Return to Child Care Subsidy (CCS)
As you would be aware, due to the impact of COVID-19 the Australian Government introduced the Early Childhood Education and Care Relief Package to support early learning services and allow them to remain operating whilst ensuring that, at a minimum, 'essential workers' were able to access quality education and care for their children during the pandemic. The package came into effect on Monday 6 April and during this time, families have not been charged any fees to access childcare. In effect families have received 'free childcare' during this time.
As you may have seen in the media, the arrangements under this Relief Package are now scheduled to conclude at midnight 12 July 2020.
We are therefore getting ready for the return of the Child Care Subsidy (CCS).
Over the past few months, we have experienced numerous changes in terms of child attendance. We may have changed the timing of care sessions for your child or perhaps your child has not attended our service since the health crisis began to unfold.
To help us move beyond the current arrangements, we are asking all families to get in touch with Suzie Haywood, Centre Manager, by 29th June 2020 to discuss your ongoing attendance or waiting list needs (ie. number of days, hours, etc).

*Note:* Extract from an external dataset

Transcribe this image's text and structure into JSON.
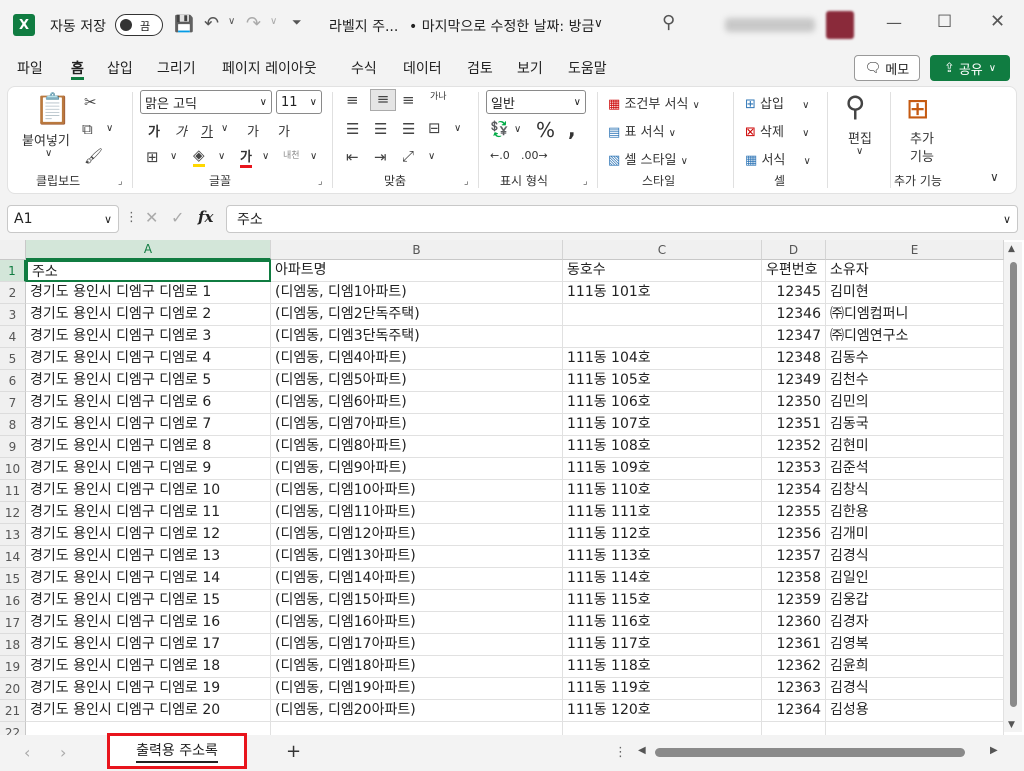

We will then be able to confirm bookings and enrolments and calculate an estimation of the gap fees payable each fortnight – this will include the latest CPI increase to the Child Care Subsidy (CCS). In some cases, you may need to confirm this new enrolment through your MyGov account.
From 13 July onwards, our service will reintroduce fees. As per our Payment of Fees Policy, fees are payable in advance of your child's attendance. Weekly Invoices will therefore be sent out from 6th July 2020 with the week in advance calculated.
To ensure a smooth transition back to CCS, please do not hesitate to speak with me personally to discuss any of the above. I appreciate that the employment and income of some families has changed, and I encourage you to ensure that you are receiving all of the subsidies to which you are entitled, taking into considerations options such as the 'relaxed' Activity Test, as well as the Additional Child Care Subsidy (ACCS) for Temporary Financial Hardship.
Prepare for flu season – it is here!
Every year, new strains of influenza ('the flu') virus circulate. Children under 5 years of age are at risk of serious illness and complications from the flu. Everyday prevention actions can help us all to slow the spread of germs that can cause illness. With the current situation with the COVID19 pandemic it is even more important that you ensure that you and your family are prepared.
Ways that we can keep you all safe include:
Remember, getting vaccinated each year is the best protection against the flu.
All children aged 6 months to less than five years are eligible for free influenza vaccine ensuring young children have the opportunity to be better protected this winter.
For more information about flu symptoms, treatment, prevention, and the flu vaccine, see the Qld health website
Dressing for the cooler weather
With the cooler days well and truly here can we ask that Parents ensure that their children have a jumper/jacket and shoes to wear. We know sometimes children do not feel the cold like we do and don't want to wear a jumper or shoes and some mornings or afternoons do really feel cold enough for snow to be falling 😊 . Going out and playing in the fresh air, even in the coldest weather, can help build our immunity, we just all need to dress appropriately for it. Staff have been asked to ensure children have their jumpers and shoes on in the colder parts of the day.
Oral Language Development
"Communication is crucial to belonging, being and becoming. From birth children communicate with others using gestures, sounds, language and assisted communication. Children are social beings who are intrinsically motivated to exchange ideas, thoughts, questions and feelings, and to use a range of tools and media, including music, dance and drama, to express themselves, connect with others and extend their learning." (Early Years Learning Framework)
Generally, children will verbalise and want to discuss what they already know as well as what they are learning. A child's desire to talk, question and investigate occupies most of their day in our early childhood settings as they interact with others and their environment.
The use of physical and conceptual tools such as language, symbols and objects help children to engage in ideas and support their learning (Fleer, 2006). Once interest is stimulated, even the shyest child can become a willing, interactive participant in an interaction, regardless of cultural background and language accomplishment.
Interaction and discussion that engages both speaking and listening skills, assists children in satisfying their natural curiosity. A supportive environment and authentic engagement in discussions relevant to the child's interest can assist to develop their thoughts into meaningful sequences, prompt inquiries, generate interactions and develop language naturally.
Sourced from The Metropolitan ECEC Voice
Suzie Haywood – Centre Manager/Nominated Supervisor
Stacey Bishop – Lead Educator, 0-2 yrs
Leena Kaur - Educator 0-2 yrs and float
Chandell Clark – Lead Educator 15 mths – 2 yrs
Swati Patel – Educator 15 mths – 2 yrs and float
Amy Savage - Lead Educator 2-3 yrs
Kahu Tiananga - Educator 2-3 yrs
Harman Kaur -Educator 2-3 yrs
Tracey Taylor – Early Childhood Teacher 3-5's
Kc Rawlins - Educator 3-5 yrs
Pinky Kaur – Cook and Relief Educator